>>>

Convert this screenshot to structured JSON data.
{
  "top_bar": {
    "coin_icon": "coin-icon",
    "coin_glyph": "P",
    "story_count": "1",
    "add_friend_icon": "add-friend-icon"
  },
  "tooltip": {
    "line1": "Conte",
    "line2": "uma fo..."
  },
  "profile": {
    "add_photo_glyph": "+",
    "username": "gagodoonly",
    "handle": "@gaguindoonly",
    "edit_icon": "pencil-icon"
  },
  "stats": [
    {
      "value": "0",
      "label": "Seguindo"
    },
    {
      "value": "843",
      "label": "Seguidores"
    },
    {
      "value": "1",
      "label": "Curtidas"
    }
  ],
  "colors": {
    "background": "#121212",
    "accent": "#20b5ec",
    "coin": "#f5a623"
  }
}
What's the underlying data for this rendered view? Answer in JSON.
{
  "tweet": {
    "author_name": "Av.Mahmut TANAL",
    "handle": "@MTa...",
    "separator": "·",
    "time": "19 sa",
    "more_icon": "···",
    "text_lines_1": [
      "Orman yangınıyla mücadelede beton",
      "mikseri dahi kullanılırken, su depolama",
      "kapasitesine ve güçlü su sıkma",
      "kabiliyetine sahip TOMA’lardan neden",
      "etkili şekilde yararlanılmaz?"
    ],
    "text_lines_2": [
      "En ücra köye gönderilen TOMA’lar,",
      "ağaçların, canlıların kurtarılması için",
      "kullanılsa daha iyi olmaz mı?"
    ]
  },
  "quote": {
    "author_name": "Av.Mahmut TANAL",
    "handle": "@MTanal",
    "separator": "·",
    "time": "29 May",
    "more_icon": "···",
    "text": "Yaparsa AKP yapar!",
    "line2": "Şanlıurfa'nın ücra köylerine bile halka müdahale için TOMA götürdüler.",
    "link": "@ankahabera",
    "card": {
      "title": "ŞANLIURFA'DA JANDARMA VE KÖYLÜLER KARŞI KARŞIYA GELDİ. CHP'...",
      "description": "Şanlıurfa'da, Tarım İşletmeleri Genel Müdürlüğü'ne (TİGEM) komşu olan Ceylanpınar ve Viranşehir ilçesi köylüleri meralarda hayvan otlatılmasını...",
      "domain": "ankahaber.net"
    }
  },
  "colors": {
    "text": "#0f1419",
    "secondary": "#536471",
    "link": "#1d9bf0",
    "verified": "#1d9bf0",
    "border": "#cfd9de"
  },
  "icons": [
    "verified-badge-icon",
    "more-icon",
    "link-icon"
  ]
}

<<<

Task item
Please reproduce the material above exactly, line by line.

Solution to this problem
Convert this screenshot to structured JSON data.
{
  "top_bar": {
    "coin_icon": "coin-icon",
    "coin_glyph": "P",
    "story_count": "1",
    "add_friend_icon": "add-friend-icon"
  },
  "tooltip": {
    "line1": "Conte",
    "line2": "uma fo..."
  },
  "profile": {
    "add_photo_glyph": "+",
    "username": "gagodoonly",
    "handle": "@gaguindoonly",
    "edit_icon": "pencil-icon"
  },
  "stats": [
    {
      "value": "0",
      "label": "Seguindo"
    },
    {
      "value": "843",
      "label": "Seguidores"
    },
    {
      "value": "1",
      "label": "Curtidas"
    }
  ],
  "colors": {
    "background": "#121212",
    "accent": "#20b5ec",
    "coin": "#f5a623"
  }
}
What's the underlying data for this rendered view? Answer in JSON.
{
  "tweet": {
    "author_name": "Av.Mahmut TANAL",
    "handle": "@MTa...",
    "separator": "·",
    "time": "19 sa",
    "more_icon": "···",
    "text_lines_1": [
      "Orman yangınıyla mücadelede beton",
      "mikseri dahi kullanılırken, su depolama",
      "kapasitesine ve güçlü su sıkma",
      "kabiliyetine sahip TOMA’lardan neden",
      "etkili şekilde yararlanılmaz?"
    ],
    "text_lines_2": [
      "En ücra köye gönderilen TOMA’lar,",
      "ağaçların, canlıların kurtarılması için",
      "kullanılsa daha iyi olmaz mı?"
    ]
  },
  "quote": {
    "author_name": "Av.Mahmut TANAL",
    "handle": "@MTanal",
    "separator": "·",
    "time": "29 May",
    "more_icon": "···",
    "text": "Yaparsa AKP yapar!",
    "line2": "Şanlıurfa'nın ücra köylerine bile halka müdahale için TOMA götürdüler.",
    "link": "@ankahabera",
    "card": {
      "title": "ŞANLIURFA'DA JANDARMA VE KÖYLÜLER KARŞI KARŞIYA GELDİ. CHP'...",
      "description": "Şanlıurfa'da, Tarım İşletmeleri Genel Müdürlüğü'ne (TİGEM) komşu olan Ceylanpınar ve Viranşehir ilçesi köylüleri meralarda hayvan otlatılmasını...",
      "domain": "ankahaber.net"
    }
  },
  "colors": {
    "text": "#0f1419",
    "secondary": "#536471",
    "link": "#1d9bf0",
    "verified": "#1d9bf0",
    "border": "#cfd9de"
  },
  "icons": [
    "verified-badge-icon",
    "more-icon",
    "link-icon"
  ]
}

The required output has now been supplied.